Use your chosen framework to score and rank features based on predefined criteria. Ensure transparency in the process to build trust and buy-in from the team and stakeholders.

5. Reevaluate and Iterate

Feature prioritization is not a one-time effort. Continuously reevaluate priorities based on new data, changing business goals, and user feedback. Be prepared to iterate and adjust priorities as necessary.

Success Stories

Example: Trello - Trello’s product team uses the Value vs. Effort Matrix to prioritize features, focusing on delivering high-value features quickly. This approach has enabled Trello to continuously roll out features that resonate with users, maintaining a strong competitive edge in the project management space.

Example: Intercom - Intercom employs the RICE Scoring Model to prioritize features. By quantifying the impact, reach, and effort required for each feature, Intercom has developed a data-driven approach that ensures resources are devoted to the most impactful features, driving significant user engagement and business growth.

Lessons from Failures

Example: Microsoft’s Zune - Microsoft’s Zune struggled due to poor feature prioritization. The product team failed to prioritize features that differentiated the Zune from competitors like the iPod. This lack of a compelling value proposition led to the product’s early demise. The lesson here is to focus on features that provide unique value in a competitive market.

Example: Google+ - Google+ launched with numerous features but without a clear prioritization based on user needs. This scattergun approach resulted in a confusing user experience and low adoption rates. The failure of Google+ highlights the importance of user-centric feature prioritization and focusing on delivering a streamlined, valuable user experience.

Actionable Tips for Effective Feature Prioritization

1. Keep the User at the Center

Always prioritize features that address user pain points and enhance the user experience. Gather continuous feedback to ensure alignment with user needs.

2. Balance Short-Term and Long-Term Goals

While it’s important to achieve quick wins, don’t lose sight of long-term objectives. Balance immediate user needs with strategic features that enable future growth and scalability.

3. Be Transparent and Collaborative

Ensure that the prioritization process is transparent and involves collaboration with all relevant stakeholders. Clear communication helps in managing expectations and gaining buy-in.

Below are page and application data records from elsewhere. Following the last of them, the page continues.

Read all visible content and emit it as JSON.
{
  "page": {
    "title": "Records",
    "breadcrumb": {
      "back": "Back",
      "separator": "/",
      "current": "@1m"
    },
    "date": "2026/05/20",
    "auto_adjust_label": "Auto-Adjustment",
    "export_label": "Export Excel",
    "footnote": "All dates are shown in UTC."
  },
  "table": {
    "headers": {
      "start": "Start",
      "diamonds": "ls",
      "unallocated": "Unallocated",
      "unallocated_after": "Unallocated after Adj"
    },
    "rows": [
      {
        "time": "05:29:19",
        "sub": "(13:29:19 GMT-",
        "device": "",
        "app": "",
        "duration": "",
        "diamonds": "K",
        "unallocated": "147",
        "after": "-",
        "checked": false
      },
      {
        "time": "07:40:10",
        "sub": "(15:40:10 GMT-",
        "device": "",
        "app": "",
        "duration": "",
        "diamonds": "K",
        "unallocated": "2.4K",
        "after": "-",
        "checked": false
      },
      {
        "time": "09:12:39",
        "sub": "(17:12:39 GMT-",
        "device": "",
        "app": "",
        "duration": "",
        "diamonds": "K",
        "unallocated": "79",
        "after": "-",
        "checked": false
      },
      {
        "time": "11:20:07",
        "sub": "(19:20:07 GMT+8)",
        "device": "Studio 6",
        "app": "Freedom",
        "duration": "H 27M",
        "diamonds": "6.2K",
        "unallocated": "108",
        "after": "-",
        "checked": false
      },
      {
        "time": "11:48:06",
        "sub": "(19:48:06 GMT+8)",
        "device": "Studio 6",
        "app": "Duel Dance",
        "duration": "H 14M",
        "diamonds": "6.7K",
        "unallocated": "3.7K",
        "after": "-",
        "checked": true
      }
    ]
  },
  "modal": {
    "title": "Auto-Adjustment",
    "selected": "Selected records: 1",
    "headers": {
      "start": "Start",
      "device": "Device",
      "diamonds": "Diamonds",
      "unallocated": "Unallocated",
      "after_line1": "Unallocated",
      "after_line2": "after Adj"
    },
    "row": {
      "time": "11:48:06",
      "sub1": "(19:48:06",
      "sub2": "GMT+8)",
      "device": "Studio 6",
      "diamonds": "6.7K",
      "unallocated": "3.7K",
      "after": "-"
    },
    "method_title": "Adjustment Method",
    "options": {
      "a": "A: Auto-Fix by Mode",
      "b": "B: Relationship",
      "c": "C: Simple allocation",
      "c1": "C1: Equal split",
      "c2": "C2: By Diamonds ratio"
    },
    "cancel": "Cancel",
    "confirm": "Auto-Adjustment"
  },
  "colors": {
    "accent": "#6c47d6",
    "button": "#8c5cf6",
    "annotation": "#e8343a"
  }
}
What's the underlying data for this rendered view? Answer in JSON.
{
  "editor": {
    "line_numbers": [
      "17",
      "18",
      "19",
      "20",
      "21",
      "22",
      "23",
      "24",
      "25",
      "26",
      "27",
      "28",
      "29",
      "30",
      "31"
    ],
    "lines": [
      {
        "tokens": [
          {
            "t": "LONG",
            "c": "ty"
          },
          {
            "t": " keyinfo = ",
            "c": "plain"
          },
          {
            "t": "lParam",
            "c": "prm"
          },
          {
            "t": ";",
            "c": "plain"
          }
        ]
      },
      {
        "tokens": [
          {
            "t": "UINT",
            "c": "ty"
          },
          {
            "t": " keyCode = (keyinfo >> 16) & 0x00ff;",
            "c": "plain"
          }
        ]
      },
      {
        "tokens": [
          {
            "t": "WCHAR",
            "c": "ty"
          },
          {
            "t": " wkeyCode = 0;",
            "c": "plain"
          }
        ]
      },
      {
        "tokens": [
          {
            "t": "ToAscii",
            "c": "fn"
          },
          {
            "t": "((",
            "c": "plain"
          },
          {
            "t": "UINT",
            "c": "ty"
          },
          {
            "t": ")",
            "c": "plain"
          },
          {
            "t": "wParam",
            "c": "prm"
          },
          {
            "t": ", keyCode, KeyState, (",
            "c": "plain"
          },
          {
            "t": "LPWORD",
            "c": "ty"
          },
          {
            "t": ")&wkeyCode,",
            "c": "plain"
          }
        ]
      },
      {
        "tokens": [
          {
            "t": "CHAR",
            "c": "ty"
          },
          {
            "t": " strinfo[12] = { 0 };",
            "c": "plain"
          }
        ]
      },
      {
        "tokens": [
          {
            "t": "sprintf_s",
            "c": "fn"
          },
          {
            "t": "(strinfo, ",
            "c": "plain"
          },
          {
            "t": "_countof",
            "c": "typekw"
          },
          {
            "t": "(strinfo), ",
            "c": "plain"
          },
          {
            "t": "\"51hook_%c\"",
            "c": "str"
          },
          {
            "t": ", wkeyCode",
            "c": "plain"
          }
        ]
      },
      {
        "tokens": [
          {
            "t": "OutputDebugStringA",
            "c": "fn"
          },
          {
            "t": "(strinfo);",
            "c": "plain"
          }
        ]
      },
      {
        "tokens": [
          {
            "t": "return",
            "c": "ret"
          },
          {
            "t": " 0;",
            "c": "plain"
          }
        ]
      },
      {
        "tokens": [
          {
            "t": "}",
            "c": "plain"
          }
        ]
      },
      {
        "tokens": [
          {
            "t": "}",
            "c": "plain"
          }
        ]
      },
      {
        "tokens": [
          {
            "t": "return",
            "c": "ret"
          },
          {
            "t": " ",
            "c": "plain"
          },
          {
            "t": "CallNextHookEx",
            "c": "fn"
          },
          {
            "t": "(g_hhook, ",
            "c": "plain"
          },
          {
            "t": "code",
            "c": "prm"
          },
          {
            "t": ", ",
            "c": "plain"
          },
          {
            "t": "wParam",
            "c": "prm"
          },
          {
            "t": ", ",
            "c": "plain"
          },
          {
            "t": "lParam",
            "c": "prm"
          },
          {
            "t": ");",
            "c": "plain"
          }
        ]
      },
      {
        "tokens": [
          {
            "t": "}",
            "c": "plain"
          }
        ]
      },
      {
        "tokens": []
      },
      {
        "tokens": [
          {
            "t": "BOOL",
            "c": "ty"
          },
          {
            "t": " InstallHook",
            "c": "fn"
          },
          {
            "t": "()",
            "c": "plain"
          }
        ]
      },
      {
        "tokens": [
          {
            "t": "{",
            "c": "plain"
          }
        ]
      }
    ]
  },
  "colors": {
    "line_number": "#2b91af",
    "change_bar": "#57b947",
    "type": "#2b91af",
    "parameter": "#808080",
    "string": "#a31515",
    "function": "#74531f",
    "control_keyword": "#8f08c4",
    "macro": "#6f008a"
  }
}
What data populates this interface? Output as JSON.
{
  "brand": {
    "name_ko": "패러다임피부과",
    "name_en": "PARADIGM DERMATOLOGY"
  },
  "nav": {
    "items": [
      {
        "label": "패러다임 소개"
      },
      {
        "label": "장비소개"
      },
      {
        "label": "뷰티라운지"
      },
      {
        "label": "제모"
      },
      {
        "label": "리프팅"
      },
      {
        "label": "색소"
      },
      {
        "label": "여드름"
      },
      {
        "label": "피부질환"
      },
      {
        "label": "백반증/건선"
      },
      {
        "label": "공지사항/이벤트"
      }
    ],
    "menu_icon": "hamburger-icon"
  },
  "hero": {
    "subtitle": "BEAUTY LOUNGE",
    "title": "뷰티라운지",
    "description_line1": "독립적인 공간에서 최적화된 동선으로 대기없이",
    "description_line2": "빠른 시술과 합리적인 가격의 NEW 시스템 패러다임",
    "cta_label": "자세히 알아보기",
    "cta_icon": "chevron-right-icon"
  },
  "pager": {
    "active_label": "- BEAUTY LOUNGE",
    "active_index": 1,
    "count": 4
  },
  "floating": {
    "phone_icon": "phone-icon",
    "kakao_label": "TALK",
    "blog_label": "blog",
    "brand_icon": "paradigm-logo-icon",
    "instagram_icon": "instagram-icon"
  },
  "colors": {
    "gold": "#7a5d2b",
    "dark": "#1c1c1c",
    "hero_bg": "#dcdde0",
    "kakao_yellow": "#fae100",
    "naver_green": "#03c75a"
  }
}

4. Reassess Regularly

Regularly revisit and reassess feature priorities based on market changes, user feedback, and business goals. Staying agile allows you to adapt quickly and stay ahead of the competition.

5. Use Data-Driven Decisions

Leverage data and metrics to inform prioritization decisions. This objective approach helps in avoiding biases and making rational choices that drive product success.


Prioritizing features in product management is a complex yet crucial task that can significantly impact a product’s success. By adopting effective prioritization frameworks, engaging stakeholders, and continuously iterating based on user feedback and data, product managers can ensure they focus on features that provide the most value. Learning from both successful implementations and failures can offer valuable insights and guide your approach to feature prioritization, ultimately leading to a successful and user-centric product.

What feature prioritization strategies have worked well for you? Share your experiences and insights in the comments below!